[Opening DATASET EXCERPTS section]

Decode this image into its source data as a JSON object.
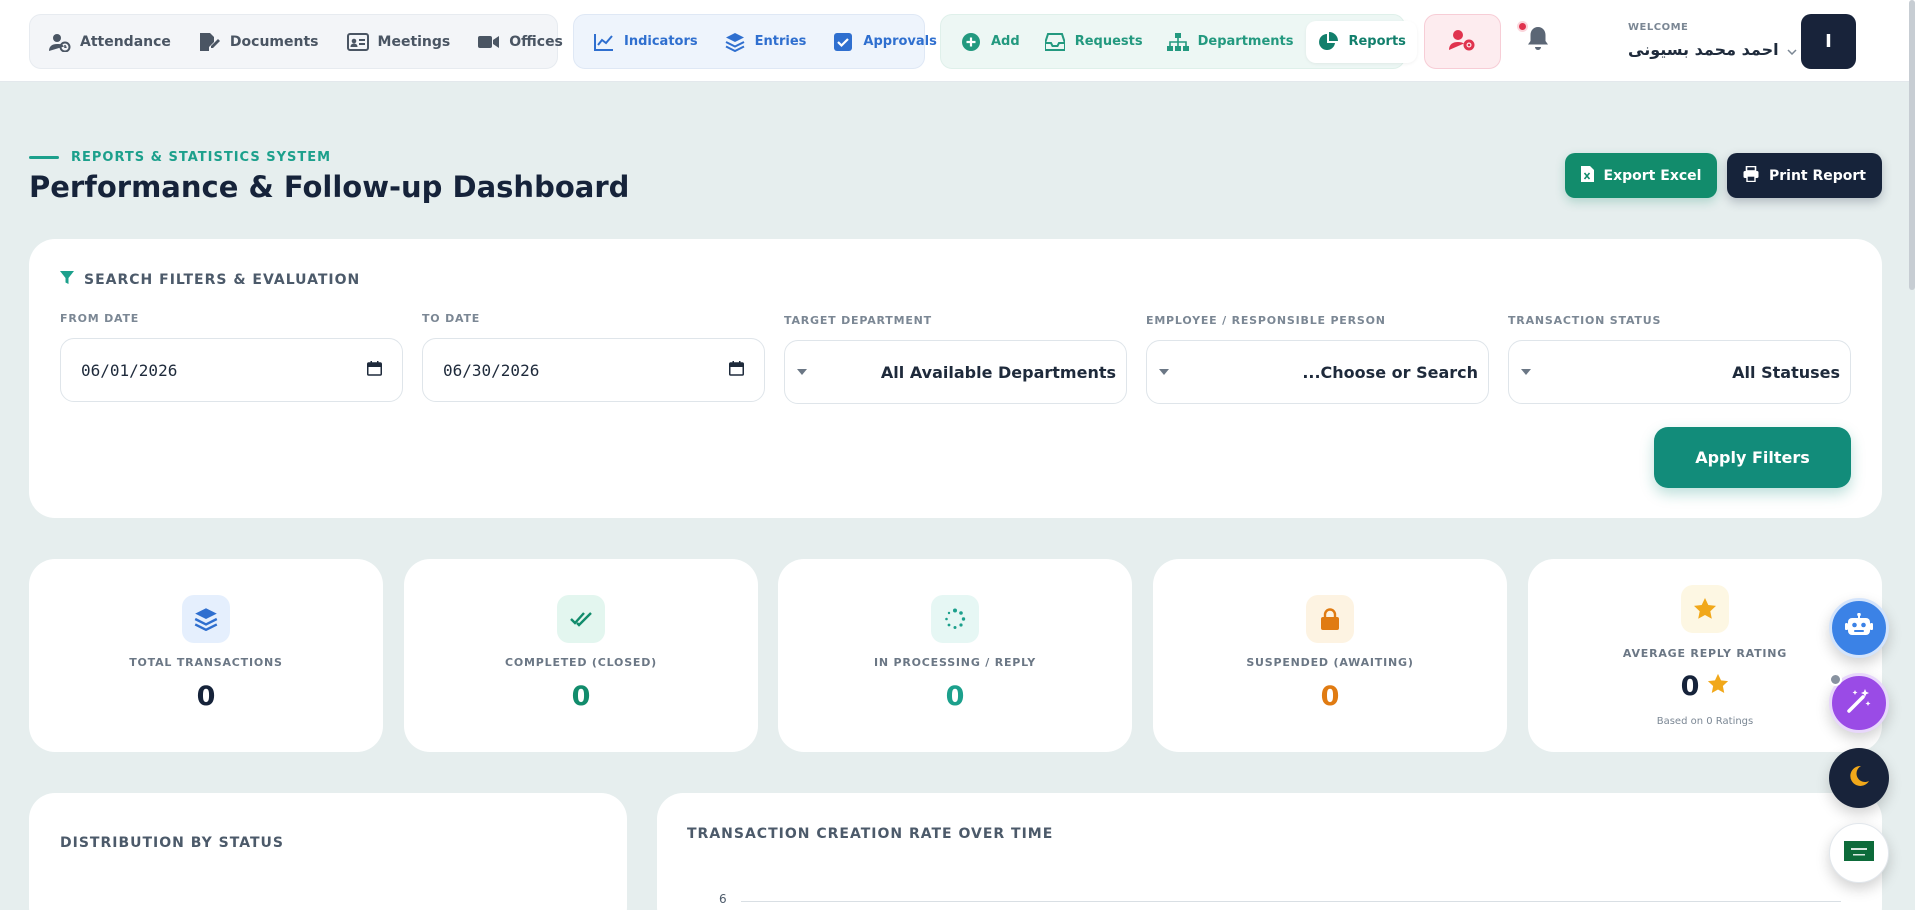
{
  "nav": {
    "group1": [
      {
        "label": "Attendance",
        "icon": "user-clock-icon"
      },
      {
        "label": "Documents",
        "icon": "file-signature-icon"
      },
      {
        "label": "Meetings",
        "icon": "id-card-icon"
      },
      {
        "label": "Offices",
        "icon": "video-icon"
      }
    ],
    "group2": [
      {
        "label": "Indicators",
        "icon": "chart-line-icon"
      },
      {
        "label": "Entries",
        "icon": "layers-icon"
      },
      {
        "label": "Approvals",
        "icon": "check-square-icon"
      }
    ],
    "group3": [
      {
        "label": "Add",
        "icon": "plus-circle-icon"
      },
      {
        "label": "Requests",
        "icon": "inbox-icon"
      },
      {
        "label": "Departments",
        "icon": "sitemap-icon"
      },
      {
        "label": "Reports",
        "icon": "pie-chart-icon",
        "active": true
      }
    ]
  },
  "user": {
    "welcome_label": "WELCOME",
    "name": "احمد محمد بسيونى",
    "avatar_initial": "I"
  },
  "header": {
    "kicker": "REPORTS & STATISTICS SYSTEM",
    "title": "Performance & Follow-up Dashboard",
    "export_label": "Export Excel",
    "print_label": "Print Report"
  },
  "filters": {
    "heading": "SEARCH FILTERS & EVALUATION",
    "from_label": "FROM DATE",
    "from_value": "06/01/2026",
    "to_label": "TO DATE",
    "to_value": "06/30/2026",
    "department_label": "TARGET DEPARTMENT",
    "department_value": "All Available Departments",
    "employee_label": "EMPLOYEE / RESPONSIBLE PERSON",
    "employee_value": "...Choose or Search",
    "status_label": "TRANSACTION STATUS",
    "status_value": "All Statuses",
    "apply_label": "Apply Filters"
  },
  "stats": [
    {
      "label": "TOTAL TRANSACTIONS",
      "value": "0",
      "icon": "layers-icon",
      "color": "#16233a"
    },
    {
      "label": "COMPLETED (CLOSED)",
      "value": "0",
      "icon": "double-check-icon",
      "color": "#128c6c"
    },
    {
      "label": "IN PROCESSING / REPLY",
      "value": "0",
      "icon": "spinner-icon",
      "color": "#1ca08c"
    },
    {
      "label": "SUSPENDED (AWAITING)",
      "value": "0",
      "icon": "lock-icon",
      "color": "#e07b12"
    }
  ],
  "rating": {
    "label": "AVERAGE REPLY RATING",
    "value": "0",
    "note": "Based on 0 Ratings",
    "icon": "star-icon"
  },
  "charts": {
    "status_title": "DISTRIBUTION BY STATUS",
    "rate_title": "TRANSACTION CREATION RATE OVER TIME",
    "rate_top_tick": "6"
  },
  "colors": {
    "accent": "#128c7a",
    "navy": "#16233a",
    "background": "#e6eeee"
  }
}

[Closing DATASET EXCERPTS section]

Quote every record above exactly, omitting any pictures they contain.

Decode this image into its source data as a JSON object.
{
  "nav": {
    "group1": [
      {
        "label": "Attendance",
        "icon": "user-clock-icon"
      },
      {
        "label": "Documents",
        "icon": "file-signature-icon"
      },
      {
        "label": "Meetings",
        "icon": "id-card-icon"
      },
      {
        "label": "Offices",
        "icon": "video-icon"
      }
    ],
    "group2": [
      {
        "label": "Indicators",
        "icon": "chart-line-icon"
      },
      {
        "label": "Entries",
        "icon": "layers-icon"
      },
      {
        "label": "Approvals",
        "icon": "check-square-icon"
      }
    ],
    "group3": [
      {
        "label": "Add",
        "icon": "plus-circle-icon"
      },
      {
        "label": "Requests",
        "icon": "inbox-icon"
      },
      {
        "label": "Departments",
        "icon": "sitemap-icon"
      },
      {
        "label": "Reports",
        "icon": "pie-chart-icon",
        "active": true
      }
    ]
  },
  "user": {
    "welcome_label": "WELCOME",
    "name": "احمد محمد بسيونى",
    "avatar_initial": "I"
  },
  "header": {
    "kicker": "REPORTS & STATISTICS SYSTEM",
    "title": "Performance & Follow-up Dashboard",
    "export_label": "Export Excel",
    "print_label": "Print Report"
  },
  "filters": {
    "heading": "SEARCH FILTERS & EVALUATION",
    "from_label": "FROM DATE",
    "from_value": "06/01/2026",
    "to_label": "TO DATE",
    "to_value": "06/30/2026",
    "department_label": "TARGET DEPARTMENT",
    "department_value": "All Available Departments",
    "employee_label": "EMPLOYEE / RESPONSIBLE PERSON",
    "employee_value": "...Choose or Search",
    "status_label": "TRANSACTION STATUS",
    "status_value": "All Statuses",
    "apply_label": "Apply Filters"
  },
  "stats": [
    {
      "label": "TOTAL TRANSACTIONS",
      "value": "0",
      "icon": "layers-icon",
      "color": "#16233a"
    },
    {
      "label": "COMPLETED (CLOSED)",
      "value": "0",
      "icon": "double-check-icon",
      "color": "#128c6c"
    },
    {
      "label": "IN PROCESSING / REPLY",
      "value": "0",
      "icon": "spinner-icon",
      "color": "#1ca08c"
    },
    {
      "label": "SUSPENDED (AWAITING)",
      "value": "0",
      "icon": "lock-icon",
      "color": "#e07b12"
    }
  ],
  "rating": {
    "label": "AVERAGE REPLY RATING",
    "value": "0",
    "note": "Based on 0 Ratings",
    "icon": "star-icon"
  },
  "charts": {
    "status_title": "DISTRIBUTION BY STATUS",
    "rate_title": "TRANSACTION CREATION RATE OVER TIME",
    "rate_top_tick": "6"
  },
  "colors": {
    "accent": "#128c7a",
    "navy": "#16233a",
    "background": "#e6eeee"
  }
}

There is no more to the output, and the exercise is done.